(Items from an interface collection)
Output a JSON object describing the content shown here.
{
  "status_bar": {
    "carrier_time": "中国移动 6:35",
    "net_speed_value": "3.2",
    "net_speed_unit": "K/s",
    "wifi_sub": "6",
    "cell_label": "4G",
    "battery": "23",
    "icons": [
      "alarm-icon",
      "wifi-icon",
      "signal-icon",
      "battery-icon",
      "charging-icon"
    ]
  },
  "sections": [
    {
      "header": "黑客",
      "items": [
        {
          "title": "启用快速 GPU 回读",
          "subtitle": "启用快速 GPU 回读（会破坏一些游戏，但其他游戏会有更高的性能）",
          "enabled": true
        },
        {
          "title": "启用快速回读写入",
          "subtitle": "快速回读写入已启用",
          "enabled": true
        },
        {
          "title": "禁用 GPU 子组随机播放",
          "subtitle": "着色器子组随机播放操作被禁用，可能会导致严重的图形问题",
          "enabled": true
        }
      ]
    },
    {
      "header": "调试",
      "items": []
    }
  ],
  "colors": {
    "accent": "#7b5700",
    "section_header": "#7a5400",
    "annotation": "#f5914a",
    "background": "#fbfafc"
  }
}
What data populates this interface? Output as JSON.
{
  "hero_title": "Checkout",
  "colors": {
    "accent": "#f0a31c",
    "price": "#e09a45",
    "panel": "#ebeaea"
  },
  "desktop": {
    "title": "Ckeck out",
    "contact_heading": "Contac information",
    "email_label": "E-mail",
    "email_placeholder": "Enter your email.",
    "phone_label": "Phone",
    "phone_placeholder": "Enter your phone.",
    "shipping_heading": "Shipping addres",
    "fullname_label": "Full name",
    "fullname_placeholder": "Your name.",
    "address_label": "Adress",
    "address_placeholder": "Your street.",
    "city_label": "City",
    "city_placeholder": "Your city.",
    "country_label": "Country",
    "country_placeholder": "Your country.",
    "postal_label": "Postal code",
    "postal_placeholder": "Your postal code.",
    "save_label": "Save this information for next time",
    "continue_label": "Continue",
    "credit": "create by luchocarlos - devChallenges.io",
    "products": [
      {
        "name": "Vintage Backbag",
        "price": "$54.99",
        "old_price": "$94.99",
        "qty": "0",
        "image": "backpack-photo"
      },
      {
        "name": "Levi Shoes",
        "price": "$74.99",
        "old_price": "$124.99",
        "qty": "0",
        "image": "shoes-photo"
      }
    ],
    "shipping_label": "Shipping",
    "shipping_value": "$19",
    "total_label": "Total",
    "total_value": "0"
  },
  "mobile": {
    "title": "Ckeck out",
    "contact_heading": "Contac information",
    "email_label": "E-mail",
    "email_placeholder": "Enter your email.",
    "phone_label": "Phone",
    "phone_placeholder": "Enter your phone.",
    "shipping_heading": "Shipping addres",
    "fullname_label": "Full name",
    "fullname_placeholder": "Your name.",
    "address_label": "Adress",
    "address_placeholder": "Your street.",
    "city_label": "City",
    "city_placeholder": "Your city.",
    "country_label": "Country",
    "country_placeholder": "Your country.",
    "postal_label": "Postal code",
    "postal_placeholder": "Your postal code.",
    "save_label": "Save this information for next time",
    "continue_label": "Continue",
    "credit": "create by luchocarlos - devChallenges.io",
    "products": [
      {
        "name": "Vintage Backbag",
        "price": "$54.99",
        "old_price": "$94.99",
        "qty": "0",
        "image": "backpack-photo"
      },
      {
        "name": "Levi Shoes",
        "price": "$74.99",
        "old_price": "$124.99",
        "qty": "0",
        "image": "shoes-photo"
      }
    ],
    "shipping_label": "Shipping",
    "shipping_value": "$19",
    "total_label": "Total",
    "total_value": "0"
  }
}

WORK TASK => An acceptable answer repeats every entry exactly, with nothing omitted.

FINAL ANSWER =>
Output a JSON object describing the content shown here.
{
  "status_bar": {
    "carrier_time": "中国移动 6:35",
    "net_speed_value": "3.2",
    "net_speed_unit": "K/s",
    "wifi_sub": "6",
    "cell_label": "4G",
    "battery": "23",
    "icons": [
      "alarm-icon",
      "wifi-icon",
      "signal-icon",
      "battery-icon",
      "charging-icon"
    ]
  },
  "sections": [
    {
      "header": "黑客",
      "items": [
        {
          "title": "启用快速 GPU 回读",
          "subtitle": "启用快速 GPU 回读（会破坏一些游戏，但其他游戏会有更高的性能）",
          "enabled": true
        },
        {
          "title": "启用快速回读写入",
          "subtitle": "快速回读写入已启用",
          "enabled": true
        },
        {
          "title": "禁用 GPU 子组随机播放",
          "subtitle": "着色器子组随机播放操作被禁用，可能会导致严重的图形问题",
          "enabled": true
        }
      ]
    },
    {
      "header": "调试",
      "items": []
    }
  ],
  "colors": {
    "accent": "#7b5700",
    "section_header": "#7a5400",
    "annotation": "#f5914a",
    "background": "#fbfafc"
  }
}
What data populates this interface? Output as JSON.
{
  "hero_title": "Checkout",
  "colors": {
    "accent": "#f0a31c",
    "price": "#e09a45",
    "panel": "#ebeaea"
  },
  "desktop": {
    "title": "Ckeck out",
    "contact_heading": "Contac information",
    "email_label": "E-mail",
    "email_placeholder": "Enter your email.",
    "phone_label": "Phone",
    "phone_placeholder": "Enter your phone.",
    "shipping_heading": "Shipping addres",
    "fullname_label": "Full name",
    "fullname_placeholder": "Your name.",
    "address_label": "Adress",
    "address_placeholder": "Your street.",
    "city_label": "City",
    "city_placeholder": "Your city.",
    "country_label": "Country",
    "country_placeholder": "Your country.",
    "postal_label": "Postal code",
    "postal_placeholder": "Your postal code.",
    "save_label": "Save this information for next time",
    "continue_label": "Continue",
    "credit": "create by luchocarlos - devChallenges.io",
    "products": [
      {
        "name": "Vintage Backbag",
        "price": "$54.99",
        "old_price": "$94.99",
        "qty": "0",
        "image": "backpack-photo"
      },
      {
        "name": "Levi Shoes",
        "price": "$74.99",
        "old_price": "$124.99",
        "qty": "0",
        "image": "shoes-photo"
      }
    ],
    "shipping_label": "Shipping",
    "shipping_value": "$19",
    "total_label": "Total",
    "total_value": "0"
  },
  "mobile": {
    "title": "Ckeck out",
    "contact_heading": "Contac information",
    "email_label": "E-mail",
    "email_placeholder": "Enter your email.",
    "phone_label": "Phone",
    "phone_placeholder": "Enter your phone.",
    "shipping_heading": "Shipping addres",
    "fullname_label": "Full name",
    "fullname_placeholder": "Your name.",
    "address_label": "Adress",
    "address_placeholder": "Your street.",
    "city_label": "City",
    "city_placeholder": "Your city.",
    "country_label": "Country",
    "country_placeholder": "Your country.",
    "postal_label": "Postal code",
    "postal_placeholder": "Your postal code.",
    "save_label": "Save this information for next time",
    "continue_label": "Continue",
    "credit": "create by luchocarlos - devChallenges.io",
    "products": [
      {
        "name": "Vintage Backbag",
        "price": "$54.99",
        "old_price": "$94.99",
        "qty": "0",
        "image": "backpack-photo"
      },
      {
        "name": "Levi Shoes",
        "price": "$74.99",
        "old_price": "$124.99",
        "qty": "0",
        "image": "shoes-photo"
      }
    ],
    "shipping_label": "Shipping",
    "shipping_value": "$19",
    "total_label": "Total",
    "total_value": "0"
  }
}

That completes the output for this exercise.